PVC by Mark Christiansen
Anarchy amid the abdication of Mac Pro
Yes, it literlly caught fire.
This is the story of one man’s experience assembling and running a Hackintosh. For anyone unaware of this illicit, but not yet forbidden alternative to the Mac Pro and altnerative systems from Apple, it is a custom-built computer - one which would straightforwardly run Windows or Linux - with an installation of a slightly modified (hacked) Mac OS that will boot on non-Apple hardware, in clear violation of the terms of the Mac OS.

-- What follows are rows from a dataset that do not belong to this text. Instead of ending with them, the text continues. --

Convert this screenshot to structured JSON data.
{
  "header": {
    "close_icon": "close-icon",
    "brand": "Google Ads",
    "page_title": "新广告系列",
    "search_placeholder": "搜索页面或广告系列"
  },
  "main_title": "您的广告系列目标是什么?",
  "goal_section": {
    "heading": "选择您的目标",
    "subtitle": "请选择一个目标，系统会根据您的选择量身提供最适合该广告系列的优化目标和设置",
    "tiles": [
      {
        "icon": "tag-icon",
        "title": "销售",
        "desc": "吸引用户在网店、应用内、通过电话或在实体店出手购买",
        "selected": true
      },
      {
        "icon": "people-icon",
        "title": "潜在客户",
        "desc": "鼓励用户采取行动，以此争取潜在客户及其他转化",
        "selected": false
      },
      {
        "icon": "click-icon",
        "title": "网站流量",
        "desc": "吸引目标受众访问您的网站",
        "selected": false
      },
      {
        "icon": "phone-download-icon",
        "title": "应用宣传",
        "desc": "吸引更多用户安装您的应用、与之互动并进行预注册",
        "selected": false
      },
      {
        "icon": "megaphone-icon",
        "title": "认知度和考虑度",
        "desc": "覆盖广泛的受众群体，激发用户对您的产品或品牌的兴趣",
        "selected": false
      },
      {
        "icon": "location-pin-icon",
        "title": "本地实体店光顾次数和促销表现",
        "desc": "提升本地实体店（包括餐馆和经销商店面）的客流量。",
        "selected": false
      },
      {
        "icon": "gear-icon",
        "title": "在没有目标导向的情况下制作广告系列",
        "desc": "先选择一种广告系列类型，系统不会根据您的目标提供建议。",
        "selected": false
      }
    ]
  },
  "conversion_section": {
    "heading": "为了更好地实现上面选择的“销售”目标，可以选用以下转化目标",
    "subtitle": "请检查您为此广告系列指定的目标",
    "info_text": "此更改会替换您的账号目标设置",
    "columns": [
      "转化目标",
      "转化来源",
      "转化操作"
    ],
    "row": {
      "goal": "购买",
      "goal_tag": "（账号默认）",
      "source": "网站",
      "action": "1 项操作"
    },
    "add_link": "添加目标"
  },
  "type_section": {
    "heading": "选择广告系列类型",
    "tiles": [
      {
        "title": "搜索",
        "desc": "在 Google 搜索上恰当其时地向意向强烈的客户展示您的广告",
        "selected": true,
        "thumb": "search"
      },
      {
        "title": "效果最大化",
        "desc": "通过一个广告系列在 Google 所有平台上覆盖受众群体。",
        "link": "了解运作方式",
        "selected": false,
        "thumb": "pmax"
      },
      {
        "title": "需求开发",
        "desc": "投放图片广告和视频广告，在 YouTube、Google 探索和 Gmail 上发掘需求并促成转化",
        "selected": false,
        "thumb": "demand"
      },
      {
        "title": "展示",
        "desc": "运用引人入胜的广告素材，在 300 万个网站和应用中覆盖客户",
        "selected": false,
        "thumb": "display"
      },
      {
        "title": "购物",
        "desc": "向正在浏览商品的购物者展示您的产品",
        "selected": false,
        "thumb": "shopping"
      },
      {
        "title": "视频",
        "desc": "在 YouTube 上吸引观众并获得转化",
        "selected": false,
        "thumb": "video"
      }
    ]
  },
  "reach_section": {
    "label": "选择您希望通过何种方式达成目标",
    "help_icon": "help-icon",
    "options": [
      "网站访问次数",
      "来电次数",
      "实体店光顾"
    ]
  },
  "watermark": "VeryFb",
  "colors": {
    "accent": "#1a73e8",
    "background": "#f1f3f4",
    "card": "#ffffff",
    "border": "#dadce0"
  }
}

Video professionals as a group have become much more curious, if also still wary, of this option given that It significantly outperforms Apple hardware at roughly half the cost of even the most basic new Mac Pro system. For their part, Apple has neither condoned this approach, nor have then implemented the types of technological barriers that would make it impossible to implement. Officially, it’s unsupported, legally, it’s a gray area, and in real-world terms, it involves more trade-offs and complications than just owning a Mac. This is one article about the benefits and trade-offs for a video professional.
So why do it? Late last year, I found myself in the perfect position to dip my toe into the world of Hackintosh (or, as it is sometimes spelled, Hacintosh). I had negotiated with a client to purchase a system specifically for use on a set of projects, and when I presented them with the cost of a new Mac Pro system, even with all possible extras purchased from third parties, the cost was several thousand dollars out of budget; at that time, over $7000 delivered, without the storage or memory needed. A prosumer iMac, which is all the rage in design firms these days, was not ideal due to the need for advanced graphics and the desire for built-in support for large storage, dual monitors, and full connectivity, not to mention enough brute-force processing needs to benefit from the 30-60% difference in performance. Even the current Apple Mac Pro offering outperforms the latest iMac by 30%, and for jobs that involve a good deal of rendering, even that difference adds up to days over a period of months.
A VFX supervisor friend in San Francisco had, years ago, pitched a side business he and a friend had to build Hackintosh render farms. We priced out a system that, even including the $500 assembly and installation feel, indeed came in at exactly half the equivalent cheapest Mac Pro system, and in computing terms was a full generation newer. All but two of the 23 components were available and/or least expensive from Amazon (one more case of getting value from a Prime account). read more...